> **TASK BRIEF**
The reply should consist of the full listing, repeated word for word.

======== EXERCISE DATA ========

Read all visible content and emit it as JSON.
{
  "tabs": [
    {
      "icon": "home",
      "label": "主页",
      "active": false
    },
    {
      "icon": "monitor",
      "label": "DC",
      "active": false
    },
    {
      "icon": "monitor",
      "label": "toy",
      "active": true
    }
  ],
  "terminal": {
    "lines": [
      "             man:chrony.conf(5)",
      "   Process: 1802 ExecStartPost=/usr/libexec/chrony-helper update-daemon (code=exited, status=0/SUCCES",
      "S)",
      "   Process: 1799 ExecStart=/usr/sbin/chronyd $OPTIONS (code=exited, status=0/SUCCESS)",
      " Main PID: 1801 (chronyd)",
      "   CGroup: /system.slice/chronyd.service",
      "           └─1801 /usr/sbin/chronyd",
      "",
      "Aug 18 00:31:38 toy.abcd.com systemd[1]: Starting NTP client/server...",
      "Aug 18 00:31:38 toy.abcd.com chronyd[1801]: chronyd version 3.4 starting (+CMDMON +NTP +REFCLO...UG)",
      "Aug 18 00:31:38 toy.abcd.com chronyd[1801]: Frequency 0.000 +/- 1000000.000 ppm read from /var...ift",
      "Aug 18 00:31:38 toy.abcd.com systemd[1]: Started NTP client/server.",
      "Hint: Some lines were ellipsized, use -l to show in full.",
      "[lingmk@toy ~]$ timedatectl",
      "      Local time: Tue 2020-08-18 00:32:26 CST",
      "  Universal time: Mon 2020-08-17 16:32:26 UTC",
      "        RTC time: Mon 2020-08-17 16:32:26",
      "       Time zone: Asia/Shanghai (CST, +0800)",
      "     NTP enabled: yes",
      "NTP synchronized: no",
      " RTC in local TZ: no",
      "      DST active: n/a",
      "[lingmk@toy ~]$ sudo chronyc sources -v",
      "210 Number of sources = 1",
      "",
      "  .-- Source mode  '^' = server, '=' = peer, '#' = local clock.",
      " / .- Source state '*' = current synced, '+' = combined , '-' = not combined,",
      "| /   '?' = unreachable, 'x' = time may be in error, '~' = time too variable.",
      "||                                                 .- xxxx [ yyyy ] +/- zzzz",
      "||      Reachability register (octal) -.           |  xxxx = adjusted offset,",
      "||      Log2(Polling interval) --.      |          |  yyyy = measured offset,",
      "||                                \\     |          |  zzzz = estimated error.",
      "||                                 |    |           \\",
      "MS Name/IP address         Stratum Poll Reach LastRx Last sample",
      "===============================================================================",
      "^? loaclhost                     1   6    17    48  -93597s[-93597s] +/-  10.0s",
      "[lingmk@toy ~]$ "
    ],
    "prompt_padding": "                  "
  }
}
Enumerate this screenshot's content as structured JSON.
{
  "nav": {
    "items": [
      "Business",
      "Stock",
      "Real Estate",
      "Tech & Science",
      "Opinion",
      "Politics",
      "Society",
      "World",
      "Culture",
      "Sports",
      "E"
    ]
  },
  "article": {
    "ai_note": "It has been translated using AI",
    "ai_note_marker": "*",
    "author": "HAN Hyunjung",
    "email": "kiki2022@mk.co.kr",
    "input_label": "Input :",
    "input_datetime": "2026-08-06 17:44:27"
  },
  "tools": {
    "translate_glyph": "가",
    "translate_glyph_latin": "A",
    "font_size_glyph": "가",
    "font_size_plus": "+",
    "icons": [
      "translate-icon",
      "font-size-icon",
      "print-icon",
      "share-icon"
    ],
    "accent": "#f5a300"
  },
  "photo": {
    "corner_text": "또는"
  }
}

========

> **SOLVED PROBLEM**
Read all visible content and emit it as JSON.
{
  "tabs": [
    {
      "icon": "home",
      "label": "主页",
      "active": false
    },
    {
      "icon": "monitor",
      "label": "DC",
      "active": false
    },
    {
      "icon": "monitor",
      "label": "toy",
      "active": true
    }
  ],
  "terminal": {
    "lines": [
      "             man:chrony.conf(5)",
      "   Process: 1802 ExecStartPost=/usr/libexec/chrony-helper update-daemon (code=exited, status=0/SUCCES",
      "S)",
      "   Process: 1799 ExecStart=/usr/sbin/chronyd $OPTIONS (code=exited, status=0/SUCCESS)",
      " Main PID: 1801 (chronyd)",
      "   CGroup: /system.slice/chronyd.service",
      "           └─1801 /usr/sbin/chronyd",
      "",
      "Aug 18 00:31:38 toy.abcd.com systemd[1]: Starting NTP client/server...",
      "Aug 18 00:31:38 toy.abcd.com chronyd[1801]: chronyd version 3.4 starting (+CMDMON +NTP +REFCLO...UG)",
      "Aug 18 00:31:38 toy.abcd.com chronyd[1801]: Frequency 0.000 +/- 1000000.000 ppm read from /var...ift",
      "Aug 18 00:31:38 toy.abcd.com systemd[1]: Started NTP client/server.",
      "Hint: Some lines were ellipsized, use -l to show in full.",
      "[lingmk@toy ~]$ timedatectl",
      "      Local time: Tue 2020-08-18 00:32:26 CST",
      "  Universal time: Mon 2020-08-17 16:32:26 UTC",
      "        RTC time: Mon 2020-08-17 16:32:26",
      "       Time zone: Asia/Shanghai (CST, +0800)",
      "     NTP enabled: yes",
      "NTP synchronized: no",
      " RTC in local TZ: no",
      "      DST active: n/a",
      "[lingmk@toy ~]$ sudo chronyc sources -v",
      "210 Number of sources = 1",
      "",
      "  .-- Source mode  '^' = server, '=' = peer, '#' = local clock.",
      " / .- Source state '*' = current synced, '+' = combined , '-' = not combined,",
      "| /   '?' = unreachable, 'x' = time may be in error, '~' = time too variable.",
      "||                                                 .- xxxx [ yyyy ] +/- zzzz",
      "||      Reachability register (octal) -.           |  xxxx = adjusted offset,",
      "||      Log2(Polling interval) --.      |          |  yyyy = measured offset,",
      "||                                \\     |          |  zzzz = estimated error.",
      "||                                 |    |           \\",
      "MS Name/IP address         Stratum Poll Reach LastRx Last sample",
      "===============================================================================",
      "^? loaclhost                     1   6    17    48  -93597s[-93597s] +/-  10.0s",
      "[lingmk@toy ~]$ "
    ],
    "prompt_padding": "                  "
  }
}
Enumerate this screenshot's content as structured JSON.
{
  "nav": {
    "items": [
      "Business",
      "Stock",
      "Real Estate",
      "Tech & Science",
      "Opinion",
      "Politics",
      "Society",
      "World",
      "Culture",
      "Sports",
      "E"
    ]
  },
  "article": {
    "ai_note": "It has been translated using AI",
    "ai_note_marker": "*",
    "author": "HAN Hyunjung",
    "email": "kiki2022@mk.co.kr",
    "input_label": "Input :",
    "input_datetime": "2026-08-06 17:44:27"
  },
  "tools": {
    "translate_glyph": "가",
    "translate_glyph_latin": "A",
    "font_size_glyph": "가",
    "font_size_plus": "+",
    "icons": [
      "translate-icon",
      "font-size-icon",
      "print-icon",
      "share-icon"
    ],
    "accent": "#f5a300"
  },
  "photo": {
    "corner_text": "또는"
  }
}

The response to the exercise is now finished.